This is an adorable, light story for storytime or one-on-one reading. Endpapers bring readers into the story with illustrations of a city scene: a cab driving away from a concert hall, and the Strathmore Hotel, its lobby light on, like a beacon, in the night. Mr. Snore walks into the hotel wearing a tuxedo and holding a violin case, letting readers use context clues to figure out that he’s a musician. It’s a nice added touch. The arylic and ink artwork has a nice retro feel; the bellhop looks like someone out of a Busby Berkeley movie, and the hotel has jungle-meets-art deco touches to it that really creates an atmosphere for readers. Mr. Snore is played for laughs; he’s got a small stature and a giant nose; a pair of glasses perched precariously on the end.

I have way too much fun with this story, which has entered regular bedtime reading rotation at my house.
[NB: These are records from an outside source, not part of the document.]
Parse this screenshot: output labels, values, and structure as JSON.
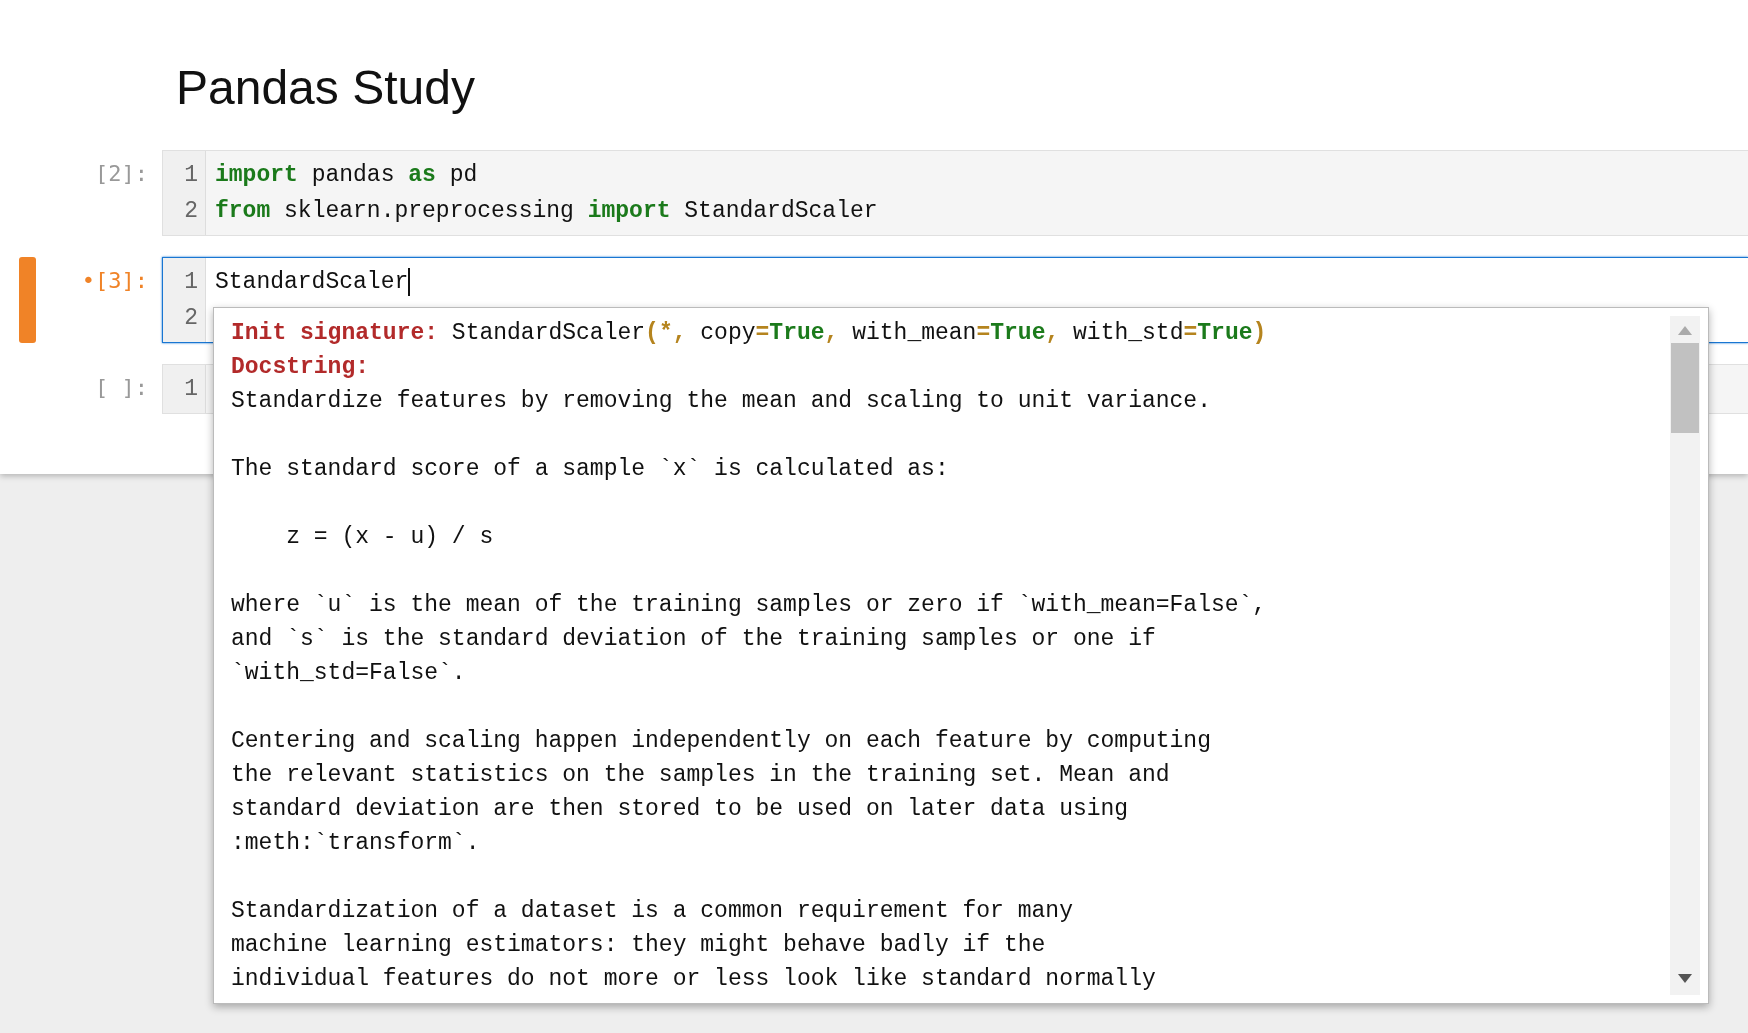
{
  "title": "Pandas Study",
  "cells": [
    {
      "prompt": "[2]:",
      "active": false,
      "lines": [
        [
          {
            "text": "import",
            "kind": "keyword"
          },
          {
            "text": " pandas ",
            "kind": "plain"
          },
          {
            "text": "as",
            "kind": "keyword"
          },
          {
            "text": " pd",
            "kind": "plain"
          }
        ],
        [
          {
            "text": "from",
            "kind": "keyword"
          },
          {
            "text": " sklearn.preprocessing ",
            "kind": "plain"
          },
          {
            "text": "import",
            "kind": "keyword"
          },
          {
            "text": " StandardScaler",
            "kind": "plain"
          }
        ]
      ],
      "line_numbers": [
        "1",
        "2"
      ]
    },
    {
      "prompt": "•[3]:",
      "active": true,
      "lines": [
        [
          {
            "text": "StandardScaler",
            "kind": "plain"
          }
        ]
      ],
      "line_numbers": [
        "1",
        "2"
      ]
    },
    {
      "prompt": "[ ]:",
      "active": false,
      "line_numbers": [
        "1"
      ]
    }
  ],
  "tooltip": {
    "signature_label": "Init signature:",
    "signature": [
      {
        "text": " StandardScaler",
        "kind": "plain"
      },
      {
        "text": "(*,",
        "kind": "punct"
      },
      {
        "text": " copy",
        "kind": "plain"
      },
      {
        "text": "=",
        "kind": "punct"
      },
      {
        "text": "True",
        "kind": "keyword"
      },
      {
        "text": ",",
        "kind": "punct"
      },
      {
        "text": " with_mean",
        "kind": "plain"
      },
      {
        "text": "=",
        "kind": "punct"
      },
      {
        "text": "True",
        "kind": "keyword"
      },
      {
        "text": ",",
        "kind": "punct"
      },
      {
        "text": " with_std",
        "kind": "plain"
      },
      {
        "text": "=",
        "kind": "punct"
      },
      {
        "text": "True",
        "kind": "keyword"
      },
      {
        "text": ")",
        "kind": "punct"
      }
    ],
    "docstring_label": "Docstring:",
    "paragraphs": [
      [
        "Standardize features by removing the mean and scaling to unit variance."
      ],
      [
        "The standard score of a sample `x` is calculated as:"
      ],
      [
        "    z = (x - u) / s"
      ],
      [
        "where `u` is the mean of the training samples or zero if `with_mean=False`,",
        "and `s` is the standard deviation of the training samples or one if",
        "`with_std=False`."
      ],
      [
        "Centering and scaling happen independently on each feature by computing",
        "the relevant statistics on the samples in the training set. Mean and",
        "standard deviation are then stored to be used on later data using",
        ":meth:`transform`."
      ],
      [
        "Standardization of a dataset is a common requirement for many",
        "machine learning estimators: they might behave badly if the",
        "individual features do not more or less look like standard normally"
      ]
    ]
  }
}
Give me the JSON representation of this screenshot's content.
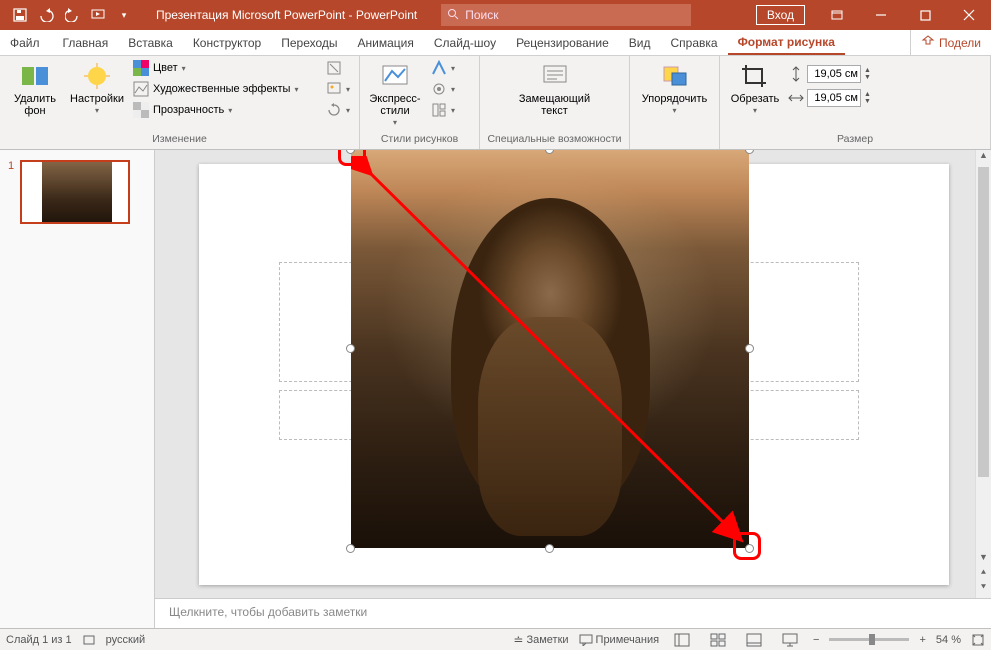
{
  "titlebar": {
    "doc_title": "Презентация Microsoft PowerPoint  -  PowerPoint",
    "search_placeholder": "Поиск",
    "login": "Вход"
  },
  "tabs": {
    "file": "Файл",
    "home": "Главная",
    "insert": "Вставка",
    "design": "Конструктор",
    "transitions": "Переходы",
    "animation": "Анимация",
    "slideshow": "Слайд-шоу",
    "review": "Рецензирование",
    "view": "Вид",
    "help": "Справка",
    "picture_format": "Формат рисунка",
    "share": "Подели"
  },
  "ribbon": {
    "remove_bg": "Удалить фон",
    "corrections": "Настройки",
    "color": "Цвет",
    "artistic": "Художественные эффекты",
    "transparency": "Прозрачность",
    "group_adjust": "Изменение",
    "styles": "Экспресс-стили",
    "group_styles": "Стили рисунков",
    "alt_text": "Замещающий текст",
    "group_access": "Специальные возможности",
    "arrange": "Упорядочить",
    "crop": "Обрезать",
    "height": "19,05 см",
    "width": "19,05 см",
    "group_size": "Размер"
  },
  "thumbs": {
    "n1": "1"
  },
  "notes_placeholder": "Щелкните, чтобы добавить заметки",
  "statusbar": {
    "slide_of": "Слайд 1 из 1",
    "lang": "русский",
    "notes": "Заметки",
    "comments": "Примечания",
    "zoom": "54 %"
  }
}
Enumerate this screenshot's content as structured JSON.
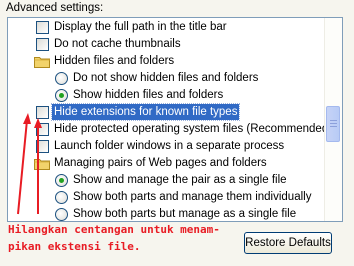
{
  "title": "Advanced settings:",
  "settings": [
    {
      "label": "Display the full path in the title bar",
      "kind": "checkbox",
      "checked": false
    },
    {
      "label": "Do not cache thumbnails",
      "kind": "checkbox",
      "checked": false
    },
    {
      "label": "Hidden files and folders",
      "kind": "folder"
    },
    {
      "label": "Do not show hidden files and folders",
      "kind": "radio",
      "checked": false
    },
    {
      "label": "Show hidden files and folders",
      "kind": "radio",
      "checked": true
    },
    {
      "label": "Hide extensions for known file types",
      "kind": "checkbox",
      "checked": false,
      "selected": true
    },
    {
      "label": "Hide protected operating system files (Recommended)",
      "kind": "checkbox",
      "checked": false
    },
    {
      "label": "Launch folder windows in a separate process",
      "kind": "checkbox",
      "checked": false
    },
    {
      "label": "Managing pairs of Web pages and folders",
      "kind": "folder"
    },
    {
      "label": "Show and manage the pair as a single file",
      "kind": "radio",
      "checked": true
    },
    {
      "label": "Show both parts and manage them individually",
      "kind": "radio",
      "checked": false
    },
    {
      "label": "Show both parts but manage as a single file",
      "kind": "radio",
      "checked": false
    }
  ],
  "annotation": {
    "line1": "Hilangkan centangan untuk menam-",
    "line2": "pikan ekstensi file."
  },
  "buttons": {
    "restore": "Restore Defaults"
  },
  "colors": {
    "annotation": "#e81c24",
    "selection": "#316ac5",
    "radio_dot": "#21a121"
  }
}
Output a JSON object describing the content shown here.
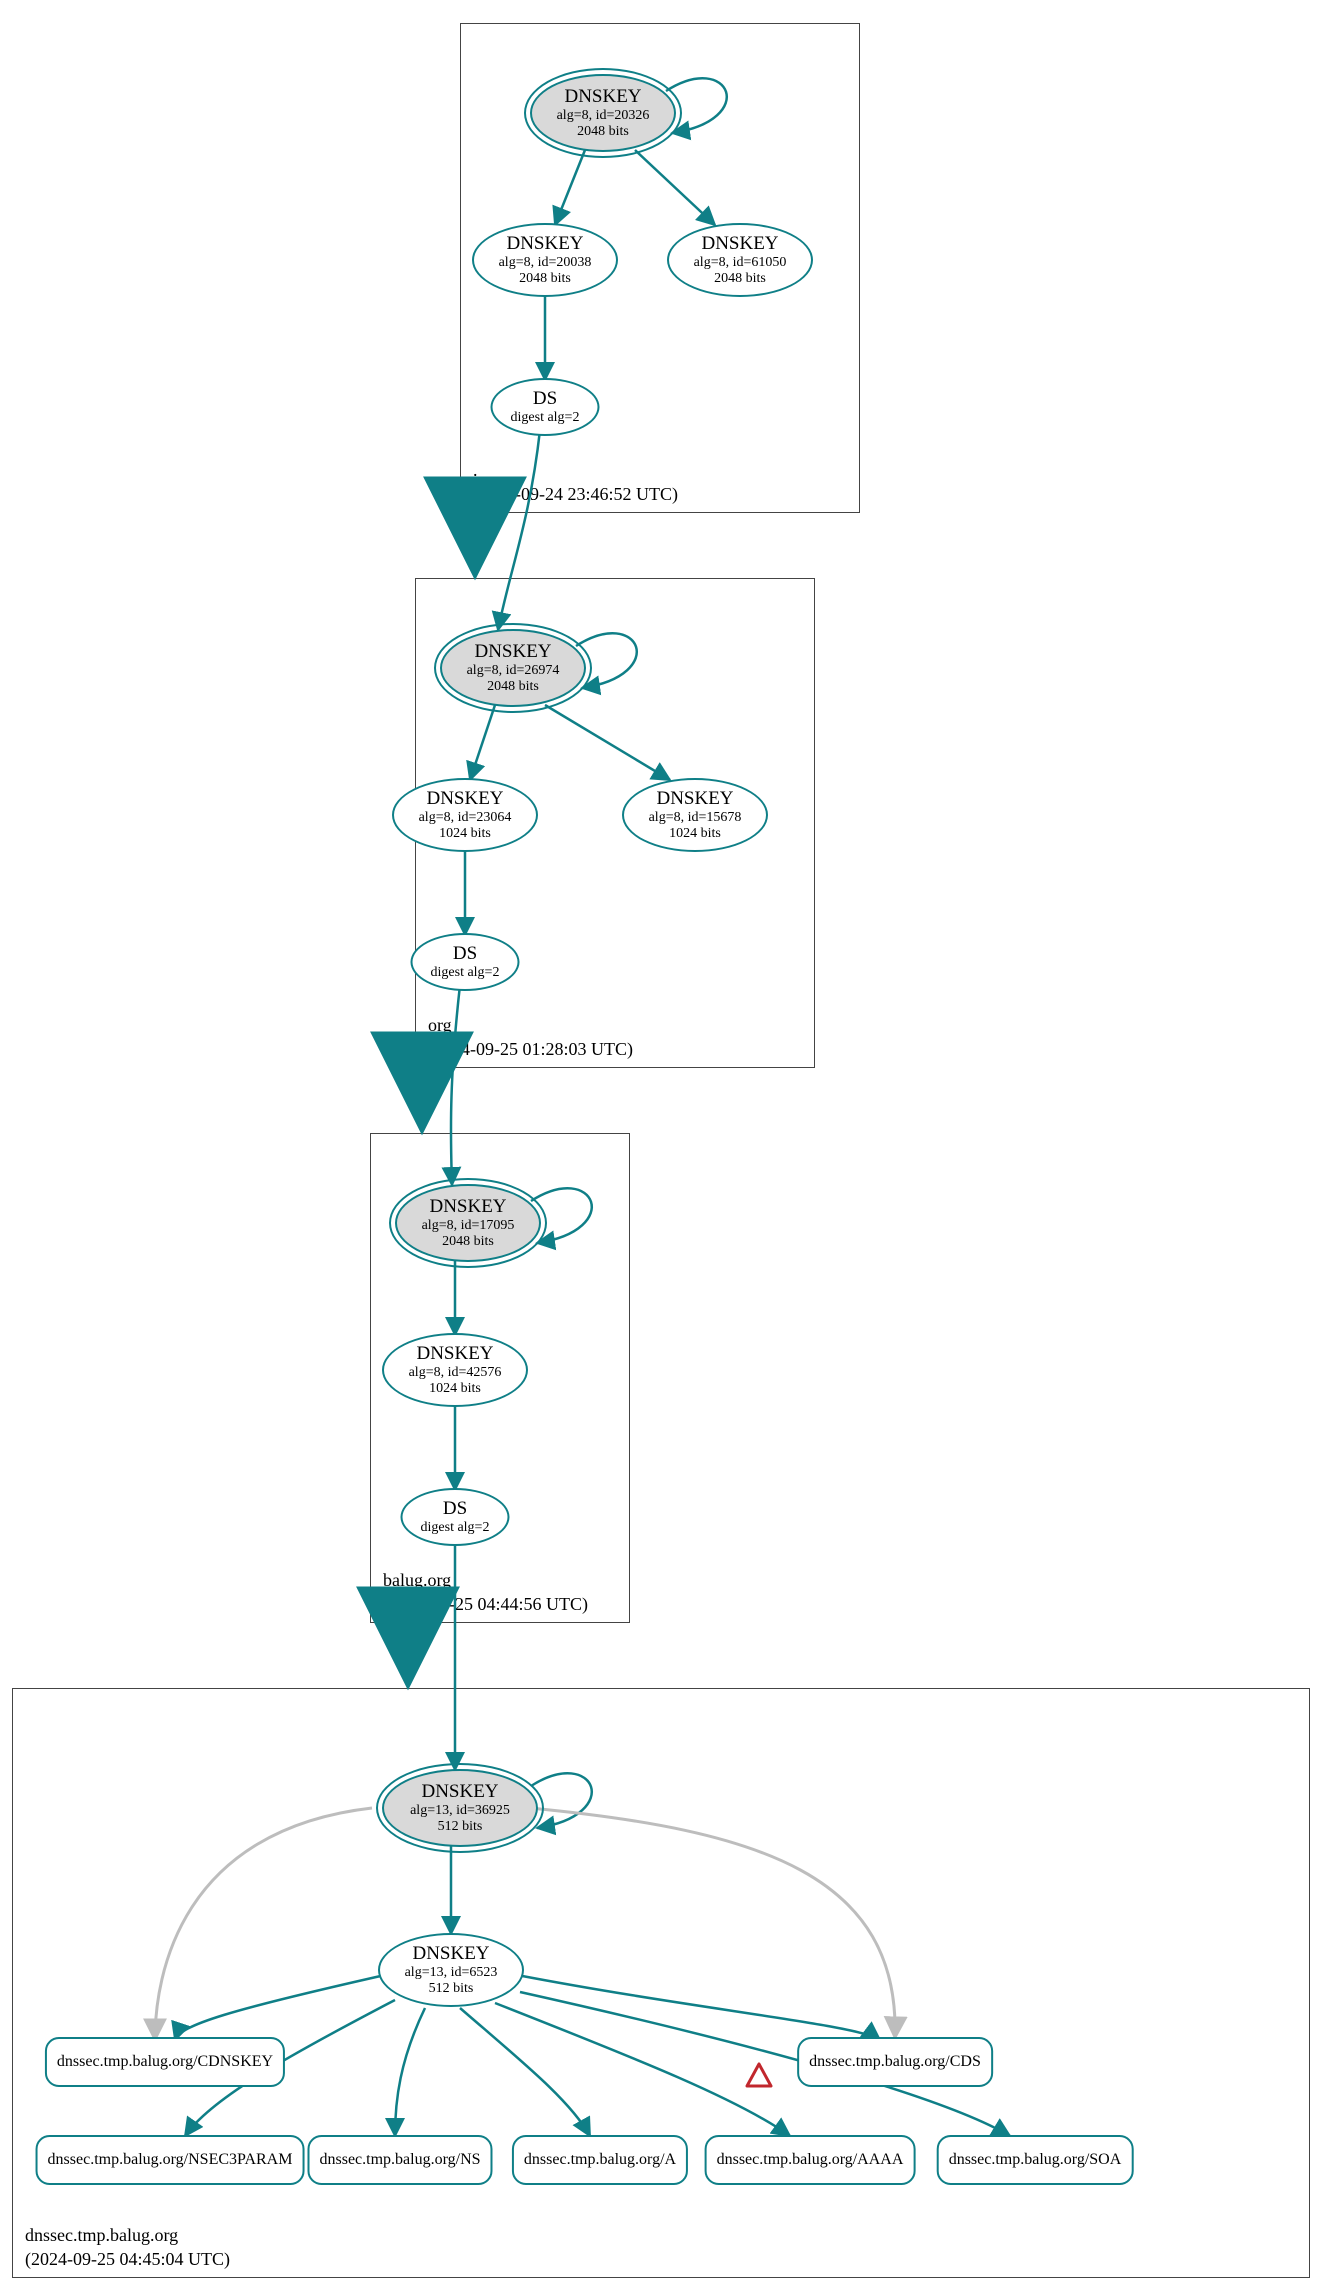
{
  "colors": {
    "edge": "#0F7F87",
    "gray": "#bdbdbd",
    "warn": "#C1272D"
  },
  "zones": {
    "root": {
      "label": ".",
      "timestamp": "(2024-09-24 23:46:52 UTC)"
    },
    "org": {
      "label": "org",
      "timestamp": "(2024-09-25 01:28:03 UTC)"
    },
    "balug": {
      "label": "balug.org",
      "timestamp": "(2024-09-25 04:44:56 UTC)"
    },
    "dnssec": {
      "label": "dnssec.tmp.balug.org",
      "timestamp": "(2024-09-25 04:45:04 UTC)"
    }
  },
  "nodes": {
    "root_ksk": {
      "title": "DNSKEY",
      "line2": "alg=8, id=20326",
      "line3": "2048 bits"
    },
    "root_zsk1": {
      "title": "DNSKEY",
      "line2": "alg=8, id=20038",
      "line3": "2048 bits"
    },
    "root_zsk2": {
      "title": "DNSKEY",
      "line2": "alg=8, id=61050",
      "line3": "2048 bits"
    },
    "root_ds": {
      "title": "DS",
      "line2": "digest alg=2"
    },
    "org_ksk": {
      "title": "DNSKEY",
      "line2": "alg=8, id=26974",
      "line3": "2048 bits"
    },
    "org_zsk1": {
      "title": "DNSKEY",
      "line2": "alg=8, id=23064",
      "line3": "1024 bits"
    },
    "org_zsk2": {
      "title": "DNSKEY",
      "line2": "alg=8, id=15678",
      "line3": "1024 bits"
    },
    "org_ds": {
      "title": "DS",
      "line2": "digest alg=2"
    },
    "balug_ksk": {
      "title": "DNSKEY",
      "line2": "alg=8, id=17095",
      "line3": "2048 bits"
    },
    "balug_zsk": {
      "title": "DNSKEY",
      "line2": "alg=8, id=42576",
      "line3": "1024 bits"
    },
    "balug_ds": {
      "title": "DS",
      "line2": "digest alg=2"
    },
    "dnssec_ksk": {
      "title": "DNSKEY",
      "line2": "alg=13, id=36925",
      "line3": "512 bits"
    },
    "dnssec_zsk": {
      "title": "DNSKEY",
      "line2": "alg=13, id=6523",
      "line3": "512 bits"
    }
  },
  "records": {
    "cds": {
      "label": "dnssec.tmp.balug.org/CDS"
    },
    "cdnskey": {
      "label": "dnssec.tmp.balug.org/CDNSKEY"
    },
    "nsec3param": {
      "label": "dnssec.tmp.balug.org/NSEC3PARAM"
    },
    "ns": {
      "label": "dnssec.tmp.balug.org/NS"
    },
    "a": {
      "label": "dnssec.tmp.balug.org/A"
    },
    "aaaa": {
      "label": "dnssec.tmp.balug.org/AAAA"
    },
    "soa": {
      "label": "dnssec.tmp.balug.org/SOA"
    }
  }
}
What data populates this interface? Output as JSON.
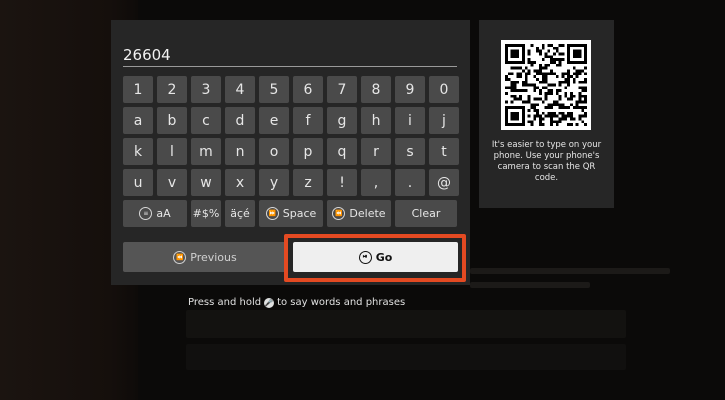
{
  "search": {
    "value": "26604"
  },
  "keyboard": {
    "row1": [
      "1",
      "2",
      "3",
      "4",
      "5",
      "6",
      "7",
      "8",
      "9",
      "0"
    ],
    "row2": [
      "a",
      "b",
      "c",
      "d",
      "e",
      "f",
      "g",
      "h",
      "i",
      "j"
    ],
    "row3": [
      "k",
      "l",
      "m",
      "n",
      "o",
      "p",
      "q",
      "r",
      "s",
      "t"
    ],
    "row4": [
      "u",
      "v",
      "w",
      "x",
      "y",
      "z",
      "!",
      ",",
      ".",
      "@"
    ],
    "func": {
      "case_label": "aA",
      "symbols_label": "#$%",
      "accents_label": "äçé",
      "space_label": "Space",
      "delete_label": "Delete",
      "clear_label": "Clear"
    },
    "previous_label": "Previous",
    "go_label": "Go"
  },
  "hint": {
    "before": "Press and hold",
    "after": "to say words and phrases"
  },
  "qr": {
    "text": "It's easier to type on your phone. Use your phone's camera to scan the QR code."
  },
  "colors": {
    "highlight": "#e44a22",
    "panel": "#262626",
    "key": "#4a4a4a"
  }
}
Let kids try out different snores for the mouse (squeak), pig, (snore), fish (blub blub), and other animals. This could be a fun flannel story, letting kids add different animals to a big bed. Put the song “Ten in the Bed” into your storytime for a fun, crowded bed song. This one’s a fun add to your picture book and storytime collections.

Author Wade Bradford has free, downloadable resources, including plays for kids, on his author website. Kevin Hawkes is an award-winning illustrator. Visit his website for more of his artwork and information about his books.

Posted in Fantasy, Fiction, Middle Grade, Tween Reads

Discover the secrets of Winterhouse!

Winterhouse, by Ben Guterson/Illustrated by Chloe Bristol, (Jan. 2018, Henry Holt & Co), $16.99, ISBN: 9781250123886

Recommended for readers 8-12

Elizabeth Somers is an 11-year-old orphan, living with her awful aunt and uncle. She has vague memories of the accident that took her parents’ lives, and a pendant around her neck, given to her by her mother. But a mysterious benefactor has paid for Elizabeth’s aunt and uncle to go on vacation over winter break, and she’s sent off to the Winterhouse Hotel, owned by the odd but kind Norbridge Falls. There, Elizabeth makes her first real friend – an inventor named Freddy, whose family sends him off to Winterhouse every winter break – and discovers a strange book in the library. She learns that the Winterhouse has some very deep secrets, but she’s not the only one trying to discover them: there’s a very creepy married couple that seems to be trying to figure things out, too. And why are they inviting her to tea? Mysteries abound in the first story of a new trilogy.

Winterhouse is loaded with puzzles for readers to piece together as they go. You’ve got a bookish heroine, a kid inventor who loves word puzzles almost as much as our heroine does, and a mystery code that will make or break our characters. There’s an awesome librarian, if I may say so myself, and a quirky proprietor whose secrets run deep: in short, a wonderful and group of characters that readers will enjoy adventuring with and discovering more about. Angular black and white illustrations by Chloe Bristol add interest to the book’s surroundings, and the beginning of each chapter provides a word ladder to introduce readers to a fun pastime that comes up throughout the novel. Other word games include anagrams, ambigrams, and a Vigenere Square – a code that holds the mystery to the story. Author Ben Guterson explains the puzzles and codes on his webpage. There are some great book references in Winterhouse, too: some of Elizabeth’s favorites include good readalike suggestions, like The Mysterious Benedict Society by Trenton Lee Stewart and Escape from Mr. Lemoncello’s Library by Chris Grabenstein. (I’d also add Jennifer Chambliss’ Book Scavenger and Greenglass House by Kate Milford.)

 

A fun beginning to a new middle grade series. Give this one to your code breakers, for sure.